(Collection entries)

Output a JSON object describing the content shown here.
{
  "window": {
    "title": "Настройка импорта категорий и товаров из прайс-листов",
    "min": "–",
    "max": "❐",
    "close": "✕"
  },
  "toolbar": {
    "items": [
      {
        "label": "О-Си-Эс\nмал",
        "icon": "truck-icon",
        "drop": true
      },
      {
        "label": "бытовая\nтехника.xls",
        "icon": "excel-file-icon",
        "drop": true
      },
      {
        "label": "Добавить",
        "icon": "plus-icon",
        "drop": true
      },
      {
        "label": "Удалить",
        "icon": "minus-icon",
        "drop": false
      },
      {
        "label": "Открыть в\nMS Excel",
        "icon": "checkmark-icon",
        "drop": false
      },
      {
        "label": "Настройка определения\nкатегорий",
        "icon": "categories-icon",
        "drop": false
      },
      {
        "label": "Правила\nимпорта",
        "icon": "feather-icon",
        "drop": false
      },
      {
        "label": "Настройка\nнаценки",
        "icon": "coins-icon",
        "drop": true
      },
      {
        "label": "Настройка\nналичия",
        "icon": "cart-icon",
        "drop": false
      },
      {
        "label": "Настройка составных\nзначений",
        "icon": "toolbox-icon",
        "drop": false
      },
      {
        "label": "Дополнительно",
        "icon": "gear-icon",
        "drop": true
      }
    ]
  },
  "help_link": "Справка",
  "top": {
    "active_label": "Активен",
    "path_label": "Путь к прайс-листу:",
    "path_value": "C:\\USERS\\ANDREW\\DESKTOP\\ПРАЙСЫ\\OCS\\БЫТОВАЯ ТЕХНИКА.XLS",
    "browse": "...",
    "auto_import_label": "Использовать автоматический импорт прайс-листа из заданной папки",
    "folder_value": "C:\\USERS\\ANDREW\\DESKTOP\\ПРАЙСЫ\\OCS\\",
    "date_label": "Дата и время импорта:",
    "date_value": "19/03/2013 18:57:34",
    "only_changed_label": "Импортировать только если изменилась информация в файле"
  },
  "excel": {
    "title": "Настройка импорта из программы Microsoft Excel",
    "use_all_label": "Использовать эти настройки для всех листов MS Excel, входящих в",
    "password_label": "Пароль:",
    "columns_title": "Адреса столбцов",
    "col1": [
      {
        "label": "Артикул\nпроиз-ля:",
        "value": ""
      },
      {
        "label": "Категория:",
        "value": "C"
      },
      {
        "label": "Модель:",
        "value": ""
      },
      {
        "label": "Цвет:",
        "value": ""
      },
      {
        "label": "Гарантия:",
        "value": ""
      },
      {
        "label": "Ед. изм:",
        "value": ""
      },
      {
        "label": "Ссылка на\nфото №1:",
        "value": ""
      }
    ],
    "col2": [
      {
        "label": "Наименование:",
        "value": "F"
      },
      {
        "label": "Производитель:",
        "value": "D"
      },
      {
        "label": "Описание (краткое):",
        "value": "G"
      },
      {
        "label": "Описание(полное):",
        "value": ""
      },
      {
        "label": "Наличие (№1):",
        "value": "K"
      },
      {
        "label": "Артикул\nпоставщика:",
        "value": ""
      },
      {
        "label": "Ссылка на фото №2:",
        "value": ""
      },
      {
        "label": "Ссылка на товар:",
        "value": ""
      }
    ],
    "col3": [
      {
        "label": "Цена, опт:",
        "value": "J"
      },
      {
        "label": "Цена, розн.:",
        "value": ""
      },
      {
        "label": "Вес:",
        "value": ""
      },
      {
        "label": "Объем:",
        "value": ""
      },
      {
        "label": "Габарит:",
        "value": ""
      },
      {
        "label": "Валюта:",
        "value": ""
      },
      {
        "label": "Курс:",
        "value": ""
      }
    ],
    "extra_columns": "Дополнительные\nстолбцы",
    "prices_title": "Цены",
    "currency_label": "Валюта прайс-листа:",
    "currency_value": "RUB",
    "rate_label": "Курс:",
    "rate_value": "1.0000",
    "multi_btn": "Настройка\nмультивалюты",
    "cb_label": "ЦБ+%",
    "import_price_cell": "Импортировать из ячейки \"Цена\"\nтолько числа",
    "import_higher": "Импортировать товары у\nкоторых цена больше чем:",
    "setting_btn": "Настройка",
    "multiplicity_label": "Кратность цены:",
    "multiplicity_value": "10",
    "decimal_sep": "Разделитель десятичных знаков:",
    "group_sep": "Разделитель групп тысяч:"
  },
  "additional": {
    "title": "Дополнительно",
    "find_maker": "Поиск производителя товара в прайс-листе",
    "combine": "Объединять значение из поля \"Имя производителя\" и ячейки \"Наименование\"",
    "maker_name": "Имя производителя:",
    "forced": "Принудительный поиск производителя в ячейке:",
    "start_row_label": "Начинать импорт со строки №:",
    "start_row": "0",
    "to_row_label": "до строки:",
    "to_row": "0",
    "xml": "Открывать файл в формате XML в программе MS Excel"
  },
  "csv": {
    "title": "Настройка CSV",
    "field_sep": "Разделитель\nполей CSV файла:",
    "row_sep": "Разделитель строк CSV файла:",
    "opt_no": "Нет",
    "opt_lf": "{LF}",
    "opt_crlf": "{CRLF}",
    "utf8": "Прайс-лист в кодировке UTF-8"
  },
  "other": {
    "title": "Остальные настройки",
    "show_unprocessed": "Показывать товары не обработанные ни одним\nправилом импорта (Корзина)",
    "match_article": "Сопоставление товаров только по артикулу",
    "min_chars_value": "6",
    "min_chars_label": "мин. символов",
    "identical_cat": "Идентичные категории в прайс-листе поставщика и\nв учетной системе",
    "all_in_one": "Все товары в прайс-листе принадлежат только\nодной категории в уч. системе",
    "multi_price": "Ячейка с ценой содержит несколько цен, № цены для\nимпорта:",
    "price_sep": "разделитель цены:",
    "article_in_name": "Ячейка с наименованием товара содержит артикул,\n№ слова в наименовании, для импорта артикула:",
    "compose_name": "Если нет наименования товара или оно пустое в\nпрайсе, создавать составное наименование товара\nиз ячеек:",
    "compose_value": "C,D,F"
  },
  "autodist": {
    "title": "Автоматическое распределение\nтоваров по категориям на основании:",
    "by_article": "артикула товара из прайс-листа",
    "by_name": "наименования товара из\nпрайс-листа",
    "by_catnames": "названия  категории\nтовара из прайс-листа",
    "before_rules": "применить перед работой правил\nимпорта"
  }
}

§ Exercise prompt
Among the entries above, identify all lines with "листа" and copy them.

§ Expected answer
    "auto_import_label": "Использовать автоматический импорт прайс-листа из заданной папки",
    "currency_label": "Валюта прайс-листа:",
    "by_article": "артикула товара из прайс-листа",
    "by_name": "наименования товара из\nпрайс-листа",
    "by_catnames": "названия  категории\nтовара из прайс-листа",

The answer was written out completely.